“Richard Di Natale is no Einstein” Nick Cater opines in The Australian, meaning … oh, we’ll get to that bat-fart crazy bit later. In the meantime, in his review of the Batman byelection, Cater has got his psephology and his maths horribly, horribly wrong. A minor matter of itself, it shows how the right mishandles science, to their own ends:
The party may be divided and its ambitions may have been thwarted in the byelection in Batman, but in inner-city silos close to major universities its support is, if anything, increasing.
The changing pattern of the Greens vote — strengthening within walking distance of an artisanal bakery zone, weakening elsewhere — was apparent at the Batman byelection …
Cater then goes on to cite the swings to Labor and Greens, absent the Liberals, of first preferences in a couple of representative booths:
In Westgarth, for example, the Greens vote jumped from 51% to 56%, while Labor recovered barely half of the swing against it in 2016.
Labor’s Ged Kearney won the election in the … suburbs farther from the CBD.
In Reservoir East, for example, Labor’s vote jumped from 35% to 51%. Yet it was the cannibalisation of the Liberal vote — 24% in 2016 — that gave Labor the edge.
The theory being that the inner/outer vote gap widened for both parties, in different directions. Trouble is, it didn’t. The Greens had large swings to them in the outer suburbs; simply not enough to combat the inherent majority of Labor there and the two-party preferred (2PP) swing to Labor in the “inner-city silos”.
The vote gap narrowed, not widened. To establish this, you need to do what Nick didn’t bother to do, which is assess the ratios between inner and outer booth swings.
So, let’s take Cater’s example of Westgarth, the “inner”-most booth in Batman, and compare it with Kingsbury, an outer booth.
In 2016, the Greens got 55% first preferences (FP) in Westgarth and 65% 2PP. In Kingsbury, they got 17% FP, and 30% 2PP.
In 2018, the Greens got 58% FP in Westgarth and 61% 2PP. In Kingsbury, they got 28% FP, and 35% 2PP.
So the way to measure whether the Greens inner and outer vote is diverging, as Cater suggests, or narrowing, is to make a ratio of those paired figures.
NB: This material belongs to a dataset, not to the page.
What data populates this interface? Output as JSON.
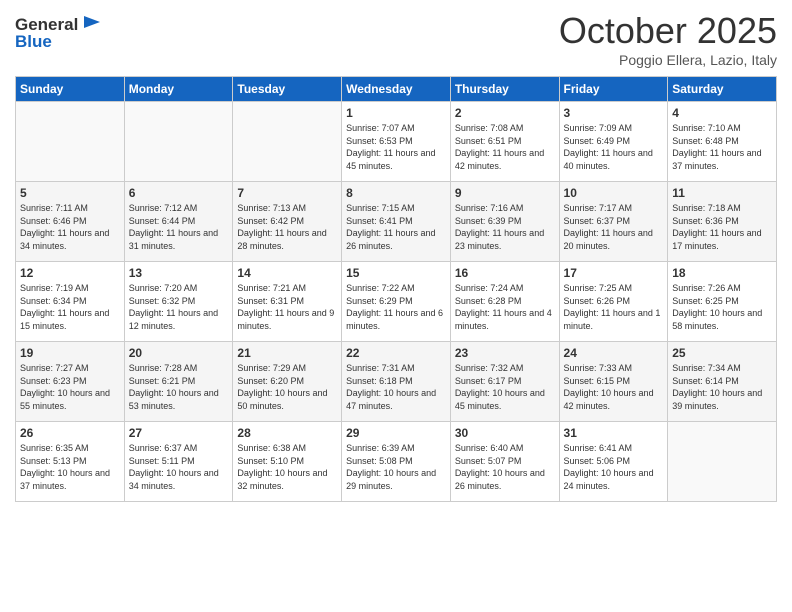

Put 2016 Kingsbury FP over 2016 Westgarth FP (17%/55%) and you get a ratio of 0.309. Put 2018 Kingsbury FP over 2018 Westgarth FP (28%/58%) and you get 0.4827.
The 2PP ratio shows a smaller leap — 2016’s is 0.46 (30/65) and 2018’s is 0.58 (35/61) — but a leap nevertheless.
The larger the increase (towards 1 — absolute evenness) the greater the inner/outer Greens vote ratio has evened out.
Cater is simply wrong.
You can do this for just about any pair of inner and outer booths in Batman and get the same result (there’s a couple of anomalies), so how did Cater mess it up (aside from doing sociology at Exeter university)? Well he didn’t compare like-for-like. It doesn’t matter what the other party did, it’s what your own did, that measures the evenness.
Cater’s determination to shoehorn the results into his theory means he’s missing the big-shift. Knowledge-class Greens voters (and others, such as students and migrants) have been pushed into the middle and outer suburbs, such as Reservoir*. The whole demographic process is changing completely.
As I say, minor of itself, but it shows how the right-wing mind handles science — as a genre of wish-fulfilment. Not sure if the Einstein reference serves you well here, Nick.
Best, also, not to criticise Greens as cosmopolitan, distanced people “short on empathy, rich on compassion” when you’re talking about people like Bhathal and her family, who have run free medical clinics in the suburb they’ve lived in for decades; especially when you are, as Cater is, a mathematically challenged carpetbagger. You don’t need to be a genius to see that.
*quick, someone at the Menzies Centre ask Cater to say the suburb name “Reservoir”! Hilarity will ensue.